### The problem
Could you find every line in the entries below that holds the word "ORIGINAL" and copy it?

### Source material
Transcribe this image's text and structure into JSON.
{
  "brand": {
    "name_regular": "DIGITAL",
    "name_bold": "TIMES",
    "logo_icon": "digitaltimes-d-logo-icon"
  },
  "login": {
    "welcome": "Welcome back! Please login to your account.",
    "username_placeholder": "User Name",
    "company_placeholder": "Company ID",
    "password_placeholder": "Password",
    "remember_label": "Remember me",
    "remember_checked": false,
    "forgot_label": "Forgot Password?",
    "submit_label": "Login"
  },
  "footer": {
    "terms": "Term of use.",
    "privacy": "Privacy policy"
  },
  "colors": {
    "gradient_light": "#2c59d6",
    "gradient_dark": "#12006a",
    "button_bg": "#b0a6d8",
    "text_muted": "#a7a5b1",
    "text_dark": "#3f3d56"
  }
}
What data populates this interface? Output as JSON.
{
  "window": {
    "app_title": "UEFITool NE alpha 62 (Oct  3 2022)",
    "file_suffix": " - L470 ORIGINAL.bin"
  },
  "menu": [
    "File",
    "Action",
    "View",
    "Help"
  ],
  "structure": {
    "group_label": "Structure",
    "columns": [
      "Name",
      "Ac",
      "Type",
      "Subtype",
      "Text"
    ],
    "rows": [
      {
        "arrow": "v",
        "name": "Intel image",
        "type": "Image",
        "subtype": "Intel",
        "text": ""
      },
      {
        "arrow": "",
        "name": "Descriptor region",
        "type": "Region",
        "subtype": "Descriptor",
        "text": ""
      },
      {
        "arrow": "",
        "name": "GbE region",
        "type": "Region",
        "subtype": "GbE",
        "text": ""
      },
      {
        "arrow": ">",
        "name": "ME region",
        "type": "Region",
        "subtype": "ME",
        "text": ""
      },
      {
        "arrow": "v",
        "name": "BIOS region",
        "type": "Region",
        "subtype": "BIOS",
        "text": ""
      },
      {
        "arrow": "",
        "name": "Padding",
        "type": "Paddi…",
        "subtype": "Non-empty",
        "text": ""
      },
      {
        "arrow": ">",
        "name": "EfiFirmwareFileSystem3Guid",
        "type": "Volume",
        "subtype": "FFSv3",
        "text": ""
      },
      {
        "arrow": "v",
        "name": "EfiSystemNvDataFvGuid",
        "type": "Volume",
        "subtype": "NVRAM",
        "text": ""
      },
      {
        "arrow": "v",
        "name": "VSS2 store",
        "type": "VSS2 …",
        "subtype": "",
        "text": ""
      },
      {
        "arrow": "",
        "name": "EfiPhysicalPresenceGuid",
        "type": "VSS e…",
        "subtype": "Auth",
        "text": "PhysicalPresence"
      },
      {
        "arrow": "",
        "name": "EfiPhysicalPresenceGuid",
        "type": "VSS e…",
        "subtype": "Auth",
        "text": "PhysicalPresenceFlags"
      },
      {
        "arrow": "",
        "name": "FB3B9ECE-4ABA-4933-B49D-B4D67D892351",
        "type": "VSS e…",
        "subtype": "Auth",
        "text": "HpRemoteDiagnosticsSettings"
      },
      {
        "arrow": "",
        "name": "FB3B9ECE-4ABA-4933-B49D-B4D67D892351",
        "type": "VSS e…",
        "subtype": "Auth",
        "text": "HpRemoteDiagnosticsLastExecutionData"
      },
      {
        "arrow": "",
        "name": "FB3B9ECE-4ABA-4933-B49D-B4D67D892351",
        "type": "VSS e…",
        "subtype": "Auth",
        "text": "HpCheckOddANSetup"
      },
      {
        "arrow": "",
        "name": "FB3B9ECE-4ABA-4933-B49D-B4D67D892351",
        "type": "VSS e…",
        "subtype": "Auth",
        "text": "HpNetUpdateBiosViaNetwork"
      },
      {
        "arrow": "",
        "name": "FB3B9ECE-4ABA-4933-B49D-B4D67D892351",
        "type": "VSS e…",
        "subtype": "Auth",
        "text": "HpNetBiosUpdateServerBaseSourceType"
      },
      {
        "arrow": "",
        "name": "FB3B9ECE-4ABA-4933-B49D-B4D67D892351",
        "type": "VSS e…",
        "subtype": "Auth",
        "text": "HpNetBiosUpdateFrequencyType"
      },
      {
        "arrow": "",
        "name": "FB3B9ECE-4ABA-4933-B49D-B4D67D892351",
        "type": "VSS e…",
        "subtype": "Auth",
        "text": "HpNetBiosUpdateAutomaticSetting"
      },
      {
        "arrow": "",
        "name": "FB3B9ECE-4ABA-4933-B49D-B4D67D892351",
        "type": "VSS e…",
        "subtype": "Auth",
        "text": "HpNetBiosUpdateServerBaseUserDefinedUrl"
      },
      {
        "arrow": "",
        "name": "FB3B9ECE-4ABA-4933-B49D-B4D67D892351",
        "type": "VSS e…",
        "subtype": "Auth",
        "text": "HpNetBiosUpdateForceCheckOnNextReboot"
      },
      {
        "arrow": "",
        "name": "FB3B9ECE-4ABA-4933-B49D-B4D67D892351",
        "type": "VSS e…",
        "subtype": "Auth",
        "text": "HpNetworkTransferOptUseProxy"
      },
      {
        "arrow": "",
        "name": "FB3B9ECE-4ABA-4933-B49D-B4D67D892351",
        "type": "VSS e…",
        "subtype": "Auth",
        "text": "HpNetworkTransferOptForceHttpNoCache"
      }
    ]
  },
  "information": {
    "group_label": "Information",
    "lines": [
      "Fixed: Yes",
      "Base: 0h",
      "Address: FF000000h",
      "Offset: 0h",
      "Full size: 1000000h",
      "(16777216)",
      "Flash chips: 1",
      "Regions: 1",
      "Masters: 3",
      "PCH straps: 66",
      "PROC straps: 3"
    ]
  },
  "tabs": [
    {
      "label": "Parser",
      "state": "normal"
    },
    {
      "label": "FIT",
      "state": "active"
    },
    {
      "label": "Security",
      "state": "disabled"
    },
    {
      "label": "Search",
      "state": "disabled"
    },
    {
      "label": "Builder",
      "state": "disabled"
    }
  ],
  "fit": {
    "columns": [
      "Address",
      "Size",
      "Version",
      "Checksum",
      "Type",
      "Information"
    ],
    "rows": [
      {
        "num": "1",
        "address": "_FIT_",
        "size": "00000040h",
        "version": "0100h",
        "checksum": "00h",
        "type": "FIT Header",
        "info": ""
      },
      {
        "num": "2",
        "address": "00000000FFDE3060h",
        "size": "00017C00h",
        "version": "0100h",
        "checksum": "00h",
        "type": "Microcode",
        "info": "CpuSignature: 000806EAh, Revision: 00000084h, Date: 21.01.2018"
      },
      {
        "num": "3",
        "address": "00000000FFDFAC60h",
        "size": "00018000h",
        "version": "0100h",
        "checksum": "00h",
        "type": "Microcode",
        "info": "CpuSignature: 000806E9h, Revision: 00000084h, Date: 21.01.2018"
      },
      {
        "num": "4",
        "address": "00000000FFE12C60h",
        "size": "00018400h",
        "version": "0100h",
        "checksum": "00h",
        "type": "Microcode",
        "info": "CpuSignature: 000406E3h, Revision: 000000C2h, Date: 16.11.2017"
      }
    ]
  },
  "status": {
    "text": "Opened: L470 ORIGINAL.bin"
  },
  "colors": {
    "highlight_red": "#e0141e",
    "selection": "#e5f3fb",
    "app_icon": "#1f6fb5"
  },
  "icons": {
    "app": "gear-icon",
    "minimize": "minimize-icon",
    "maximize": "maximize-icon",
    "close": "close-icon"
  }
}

### Result of this exercise
    "file_suffix": " - L470 ORIGINAL.bin"
    "text": "Opened: L470 ORIGINAL.bin"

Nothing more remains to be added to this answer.